## WORK TASK
Where the word "TYPES" occurs in a line of the listing below, copy that line.

++++++++

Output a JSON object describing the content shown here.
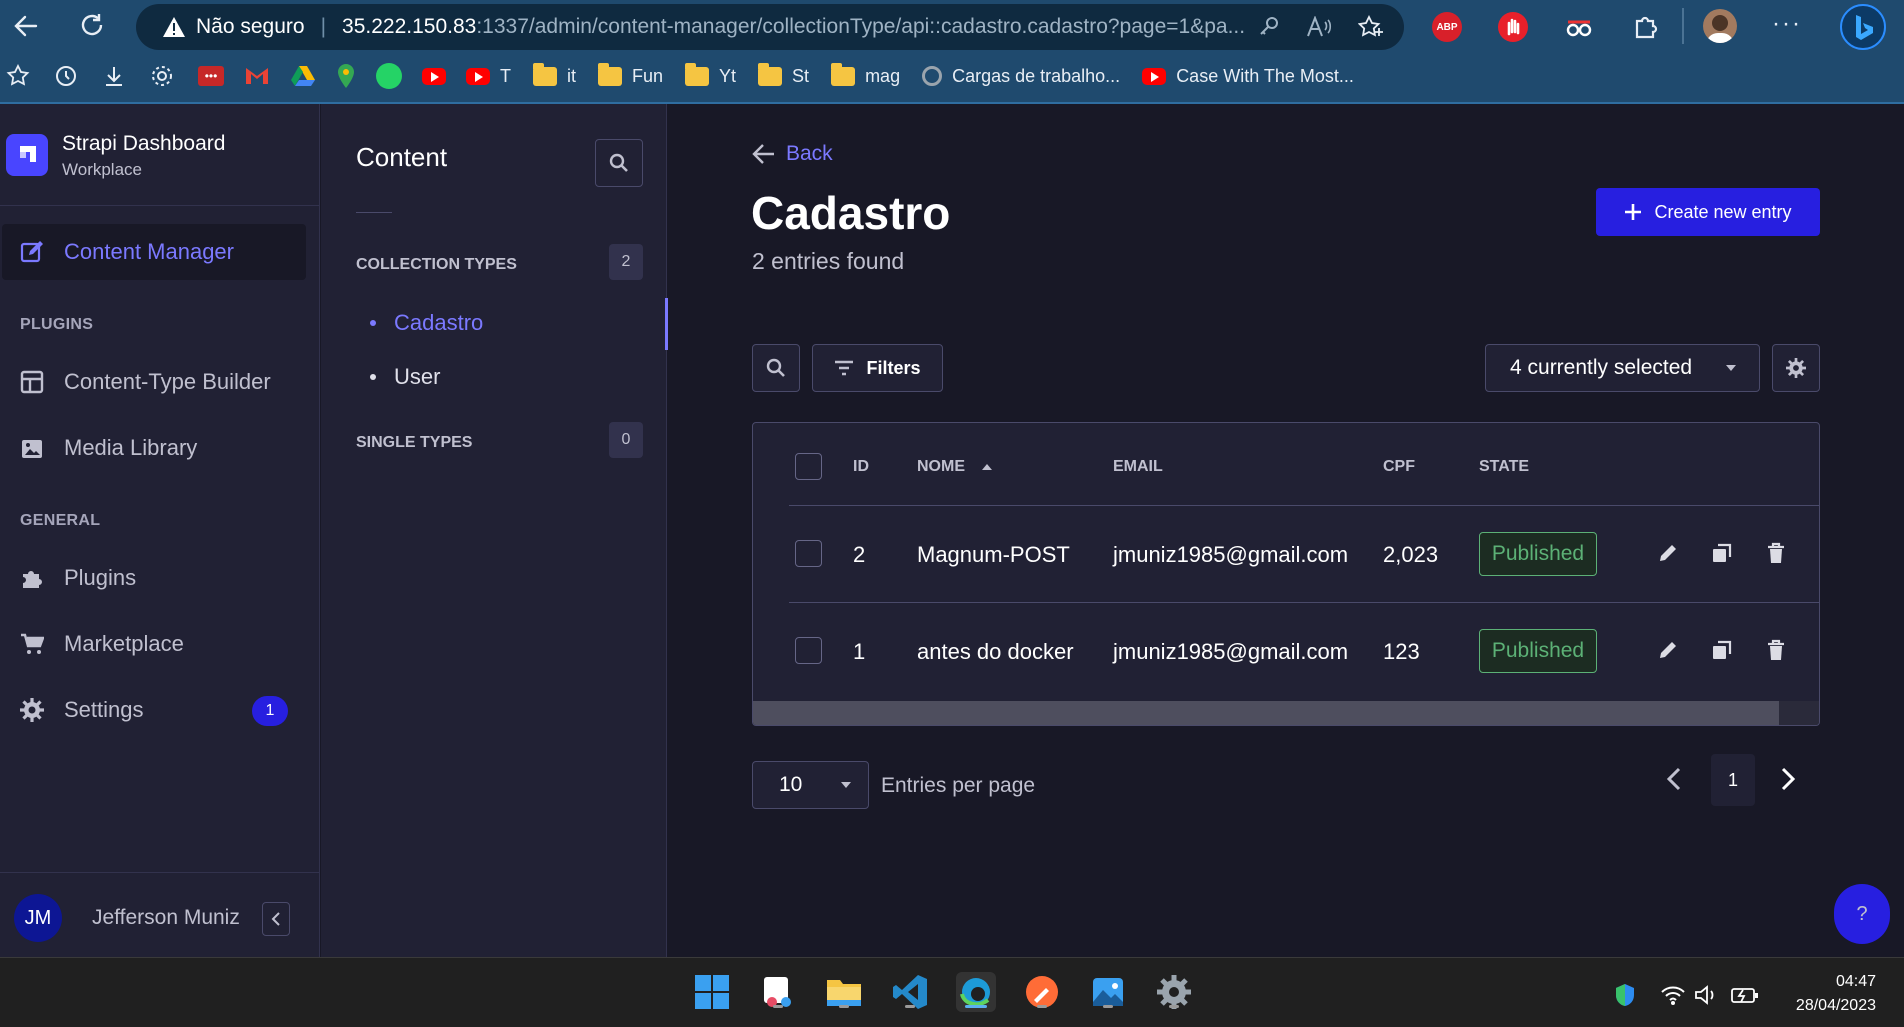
{
  "browser": {
    "security_label": "Não seguro",
    "url_host": "35.222.150.83",
    "url_rest": ":1337/admin/content-manager/collectionType/api::cadastro.cadastro?page=1&pa...",
    "abp_label": "ABP",
    "bookmarks": [
      {
        "icon": "youtube-icon",
        "label": "T"
      },
      {
        "icon": "folder-icon",
        "label": "it"
      },
      {
        "icon": "folder-icon",
        "label": "Fun"
      },
      {
        "icon": "folder-icon",
        "label": "Yt"
      },
      {
        "icon": "folder-icon",
        "label": "St"
      },
      {
        "icon": "folder-icon",
        "label": "mag"
      },
      {
        "icon": "chromium-icon",
        "label": "Cargas de trabalho..."
      },
      {
        "icon": "youtube-icon",
        "label": "Case With The Most..."
      }
    ]
  },
  "sidebar": {
    "brand_title": "Strapi Dashboard",
    "brand_subtitle": "Workplace",
    "active_item": "Content Manager",
    "plugins_heading": "PLUGINS",
    "plugins": [
      "Content-Type Builder",
      "Media Library"
    ],
    "general_heading": "GENERAL",
    "general": [
      "Plugins",
      "Marketplace",
      "Settings"
    ],
    "settings_badge": "1",
    "user_initials": "JM",
    "user_name": "Jefferson Muniz"
  },
  "subnav": {
    "title": "Content",
    "collection_heading": "COLLECTION TYPES",
    "collection_count": "2",
    "collection_items": [
      "Cadastro",
      "User"
    ],
    "single_heading": "SINGLE TYPES",
    "single_count": "0"
  },
  "main": {
    "back_label": "Back",
    "title": "Cadastro",
    "subtitle": "2 entries found",
    "create_label": "Create new entry",
    "filters_label": "Filters",
    "columns_select": "4 currently selected",
    "headers": [
      "ID",
      "NOME",
      "EMAIL",
      "CPF",
      "STATE"
    ],
    "rows": [
      {
        "id": "2",
        "nome": "Magnum-POST",
        "email": "jmuniz1985@gmail.com",
        "cpf": "2,023",
        "state": "Published"
      },
      {
        "id": "1",
        "nome": "antes do docker",
        "email": "jmuniz1985@gmail.com",
        "cpf": "123",
        "state": "Published"
      }
    ],
    "page_size": "10",
    "page_size_label": "Entries per page",
    "current_page": "1",
    "help_label": "?"
  },
  "taskbar": {
    "time": "04:47",
    "date": "28/04/2023"
  },
  "colors": {
    "accent": "#7b79ff",
    "primary_button": "#271fe0",
    "success": "#5cb176",
    "background": "#181826",
    "panel": "#212134"
  }
}
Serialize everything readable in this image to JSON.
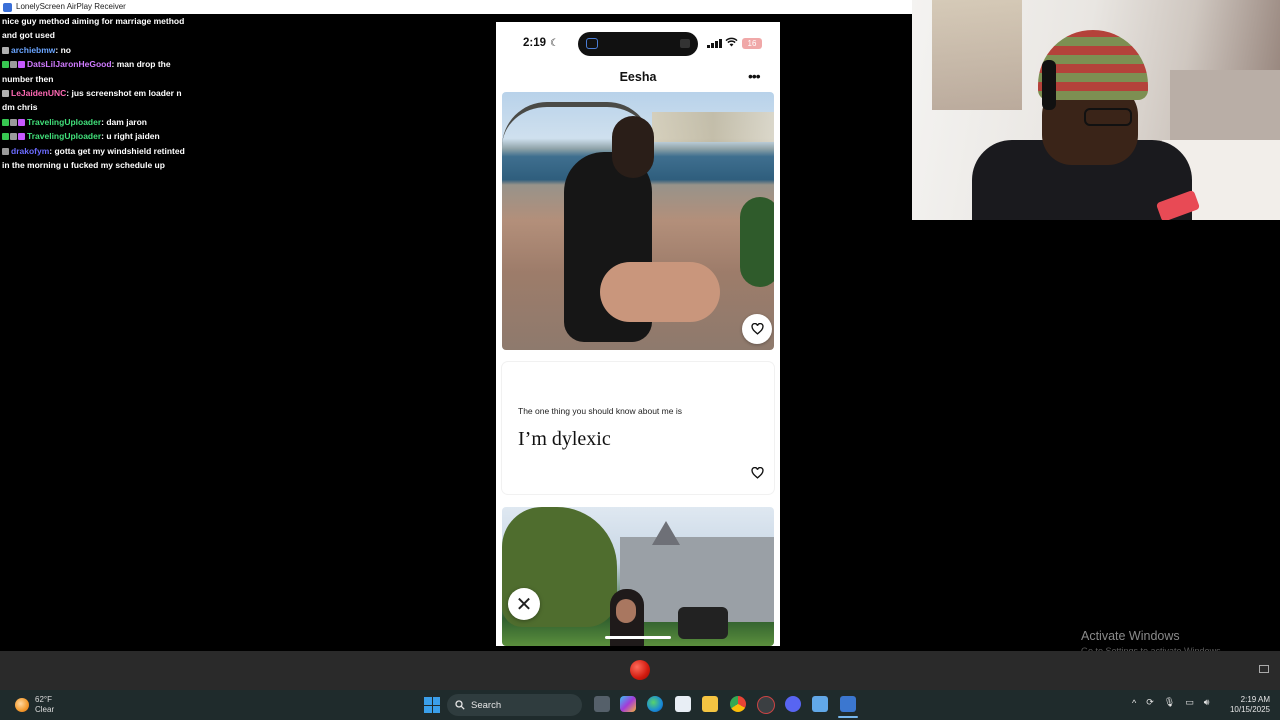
{
  "window": {
    "title": "LonelyScreen AirPlay Receiver"
  },
  "chat": {
    "messages": [
      {
        "user": "",
        "text": "nice guy method aiming for marriage method",
        "user_color": "#ffffff",
        "badges": []
      },
      {
        "user": "",
        "text": "and got used",
        "user_color": "#ffffff",
        "badges": []
      },
      {
        "user": "archiebmw",
        "text": ": no",
        "user_color": "#6aa5ff",
        "badges": [
          "#b0b0b0"
        ]
      },
      {
        "user": "DatsLilJaronHeGood",
        "text": ": man drop the",
        "user_color": "#d07bff",
        "badges": [
          "#37c851",
          "#9a9a9a",
          "#c659ff"
        ]
      },
      {
        "user": "",
        "text": "number then",
        "user_color": "#ffffff",
        "badges": []
      },
      {
        "user": "LeJaidenUNC",
        "text": ": jus screenshot em loader n",
        "user_color": "#ff69b4",
        "badges": [
          "#b0b0b0"
        ]
      },
      {
        "user": "",
        "text": "dm chris",
        "user_color": "#ffffff",
        "badges": []
      },
      {
        "user": "TravelingUploader",
        "text": ": dam jaron",
        "user_color": "#41e07a",
        "badges": [
          "#37c851",
          "#9a9a9a",
          "#c659ff"
        ]
      },
      {
        "user": "TravelingUploader",
        "text": ": u right jaiden",
        "user_color": "#41e07a",
        "badges": [
          "#37c851",
          "#9a9a9a",
          "#c659ff"
        ]
      },
      {
        "user": "drakofym",
        "text": ": gotta get my windshield retinted",
        "user_color": "#6b6bff",
        "badges": [
          "#9a9a9a"
        ]
      },
      {
        "user": "",
        "text": "in the morning u fucked my schedule up",
        "user_color": "#ffffff",
        "badges": []
      }
    ]
  },
  "phone": {
    "status_time": "2:19",
    "battery": "16",
    "profile_name": "Eesha",
    "prompt": {
      "question": "The one thing you should know about me is",
      "answer": "I’m dylexic"
    }
  },
  "overlay": {
    "activate_title": "Activate Windows",
    "activate_subtitle": "Go to Settings to activate Windows."
  },
  "taskbar": {
    "weather_temp": "62°F",
    "weather_cond": "Clear",
    "search_label": "Search",
    "time": "2:19 AM",
    "date": "10/15/2025"
  },
  "colors": {
    "taskbar_bg": "#1f2b2c",
    "record_red": "#d11a0e",
    "windows_blue": "#3a9fea"
  }
}
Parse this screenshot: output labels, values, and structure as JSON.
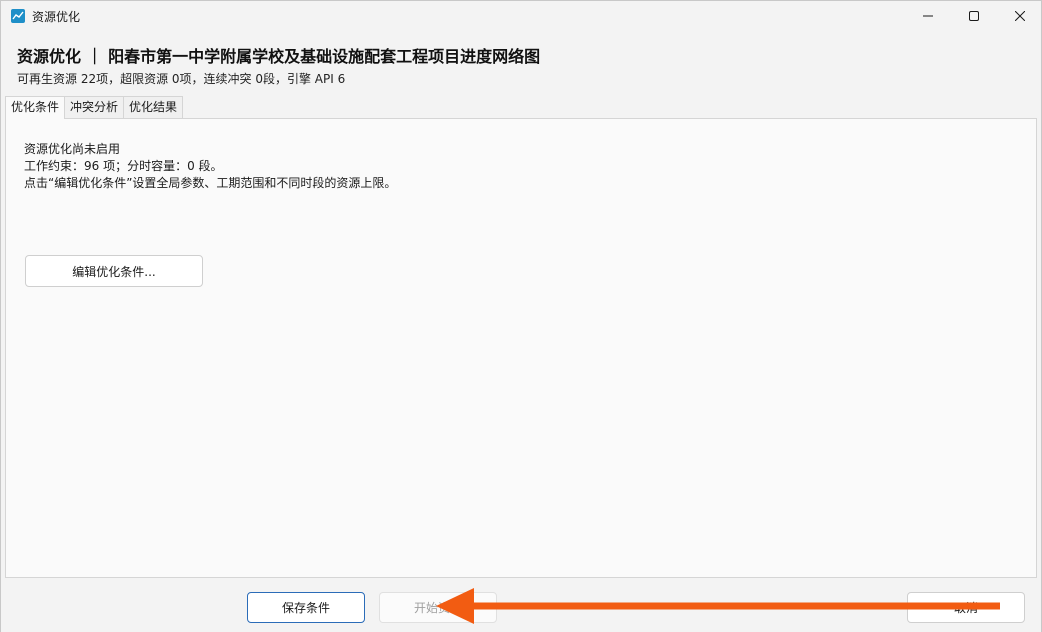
{
  "window": {
    "title": "资源优化",
    "controls": {
      "minimize": "minimize-icon",
      "maximize": "maximize-icon",
      "close": "close-icon"
    }
  },
  "header": {
    "title": "资源优化 ｜ 阳春市第一中学附属学校及基础设施配套工程项目进度网络图",
    "summary": "可再生资源 22项，超限资源 0项，连续冲突 0段，引擎 API 6"
  },
  "tabs": [
    {
      "label": "优化条件",
      "active": true
    },
    {
      "label": "冲突分析",
      "active": false
    },
    {
      "label": "优化结果",
      "active": false
    }
  ],
  "content": {
    "status_lines": [
      "资源优化尚未启用",
      "工作约束：96 项；分时容量：0 段。",
      "点击“编辑优化条件”设置全局参数、工期范围和不同时段的资源上限。"
    ],
    "edit_button": "编辑优化条件..."
  },
  "footer": {
    "save_button": "保存条件",
    "start_button": "开始资源",
    "cancel_button": "取消"
  },
  "colors": {
    "accent": "#2b6cb8",
    "annotation_arrow": "#f25c12"
  }
}
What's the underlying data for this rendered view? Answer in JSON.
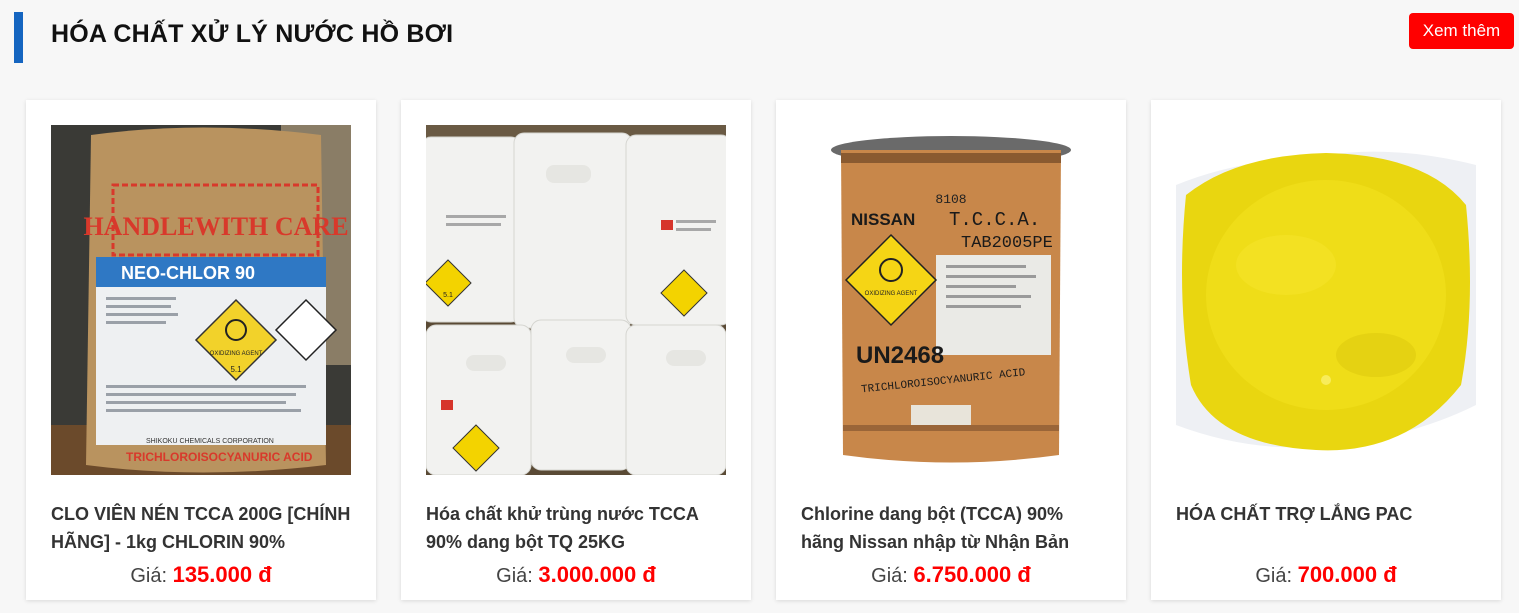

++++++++

## RESPONSE FOR THIS EXERCISE
    "collection_heading": "COLLECTION TYPES",
    "single_heading": "SINGLE TYPES",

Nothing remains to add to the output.